A devotee says to the Lord: “O Lord, let me enter the cool shade of your lotus-like feet this very day when my senses are strong, when my memory is good. When the intellect is perturbed and perverted at the time of death, it may be carried away by the threefold diseases of the body.” Even the most devout aspirant may fail to think of the Lord at the time of death due to the weakness of the physical body.
That is the reason why the Gita, the Bhagavata, the Vishnu Sahasranama and other holy scriptures are recited at the death bed of the sick man; even though he may not be able to speak, he may hear what is read out to him. This will help the sick man in forgetting the body idea or his ailment and think of the Lord. Man always desires to die a peaceful death with his mind fixed on God. When his memory fails, these sacred sentences of the scriptures will remind him of his real nature.
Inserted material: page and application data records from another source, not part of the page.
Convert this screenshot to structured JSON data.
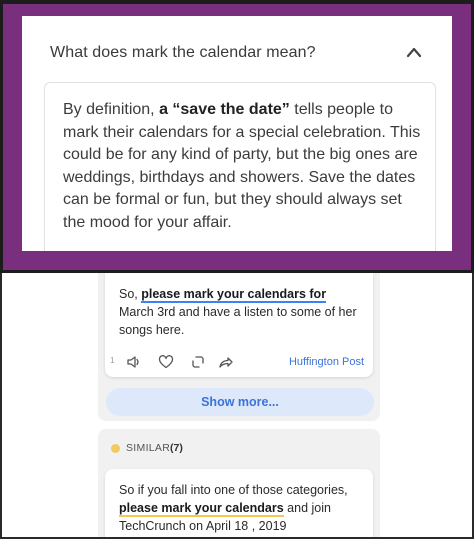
{
  "faq": {
    "question": "What does mark the calendar mean?",
    "answer_pre": "By definition, ",
    "answer_bold": "a “save the date”",
    "answer_post": " tells people to mark their calendars for a special celebration. This could be for any kind of party, but the big ones are weddings, birthdays and showers. Save the dates can be formal or fun, but they should always set the mood for your affair."
  },
  "examples": {
    "first": {
      "pre": "So, ",
      "highlight": "please mark your calendars for",
      "post": " March 3rd and have a listen to some of her songs here.",
      "count": "1",
      "source": "Huffington Post"
    },
    "show_more": "Show more...",
    "similar": {
      "label": "SIMILAR",
      "count": "(7)",
      "dot_color": "#f4c95d"
    },
    "second": {
      "pre": "So if you fall into one of those categories, ",
      "highlight": "please mark your calendars",
      "post": " and join TechCrunch on April 18 , 2019"
    }
  },
  "colors": {
    "frame_purple": "#7a2e7e",
    "link_blue": "#3b73d9",
    "highlight_blue": "#3b82f6",
    "highlight_yellow": "#f2c94c"
  }
}
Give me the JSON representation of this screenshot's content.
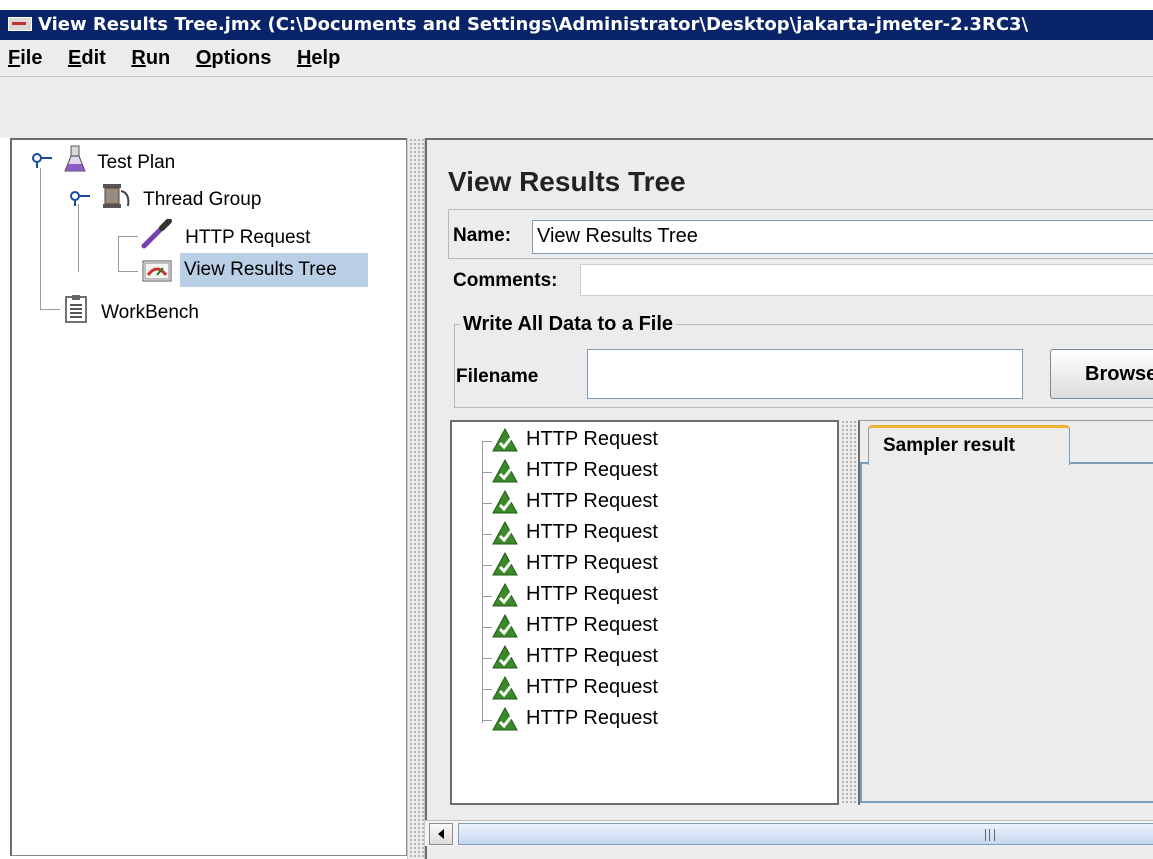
{
  "window": {
    "title": "View Results Tree.jmx (C:\\Documents and Settings\\Administrator\\Desktop\\jakarta-jmeter-2.3RC3\\"
  },
  "menu": {
    "items": [
      {
        "label": "File",
        "mnemonic": "F"
      },
      {
        "label": "Edit",
        "mnemonic": "E"
      },
      {
        "label": "Run",
        "mnemonic": "R"
      },
      {
        "label": "Options",
        "mnemonic": "O"
      },
      {
        "label": "Help",
        "mnemonic": "H"
      }
    ]
  },
  "tree": {
    "test_plan": "Test Plan",
    "thread_group": "Thread Group",
    "http_request": "HTTP Request",
    "view_results_tree": "View Results Tree",
    "workbench": "WorkBench"
  },
  "panel": {
    "title": "View Results Tree",
    "name_label": "Name:",
    "name_value": "View Results Tree",
    "comments_label": "Comments:",
    "comments_value": "",
    "group_title": "Write All Data to a File",
    "filename_label": "Filename",
    "filename_value": "",
    "browse_label": "Browse..."
  },
  "results": {
    "items": [
      "HTTP Request",
      "HTTP Request",
      "HTTP Request",
      "HTTP Request",
      "HTTP Request",
      "HTTP Request",
      "HTTP Request",
      "HTTP Request",
      "HTTP Request",
      "HTTP Request"
    ],
    "tab_label": "Sampler result"
  },
  "colors": {
    "titlebar": "#0a246a",
    "selection": "#b8cfe5",
    "success": "#3a8a2a",
    "tab_accent": "#f0b030"
  }
}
Ordinarily a dying man is haunted by various horrible thoughts. He cannot concentrate his mind on God. His mind will be clouded with innumerable thoughts. He will be thinking: “Who will look after my young wife and children if I die? What will become of my property? Who will realise the outstanding dues from the debtors? I have not done such and such work. The second son is not married. The first son has not been blessed with a child. The work is half finished; many law-suits are pending judgment.” Thus reviewing the actions of his whole life and thinking of the future, he will feel miserable.
When holy books are read and if his interest in the Lilas of the Lord is created, there is every possibility of the man forgetting his worldly attachments. The relatives gathered round him should not begin to weep. Then his mind will be more afflicted. On the other hand they must encourage him to think of God alone. When the mind of the sick man is thus gradually turned from the network of worldly matters and centred on the picture or Lilas or teachings of the Lord, all favourable conditions are created thereby for the passing off of the life-breath. The mind also is peacefully alighted on the thought of God.
He will then repent for his follies and pray to God sincerely. Sincere prayers can undo the evil effect of bad Karma. Viveka and Vairagya will dawn in him in the twinkling of an eye. Even if at the time of death, real Viveka and Vairagya dawn in him, it is enough to give him the solace which the soul strives for.
Ajamila was a pious man, but due to contact with a woman of ill-fame in the forest, he lost all his Tejas, divine splendour and Tapas-Sakti. When he saw the messengers of Yama threatening him with noose and spears, he called for Narayana, his second son. As soon as he uttered the name of Narayana, the messengers of Vishnu arrived with the celestial car, drove away the messengers of Yama and took Ajamila to Vaikuntha.
King Parikshit heard Srimad Bhagavata from Sri Suka, the born Siddha, and the son of Sage Vyasa, for seven days. He observed fast for seven days and on the seventh day Sri Suka initiated him into Brahma Vidya. He meditated on the Supreme Tattva and became one with Supreme Brahman. The mighty Takshaka appeared before him and by his deadly venom killed Parikshit. Parikshit felt as if some insect was licking his feet. He went above body-consciousness. He burnt his body by the fire of Yoga practice even before Takshaka bit him.
King Khatvanga realised the Supreme Brahman in less than an hour.
These great men had done intense Sadhana throughout life and they remembered the Lord constantly.
May all realise God in this very birth by constant remembrance of Him! May He appear before you at the time of your departure from this body! (Sri Swami Sivananda)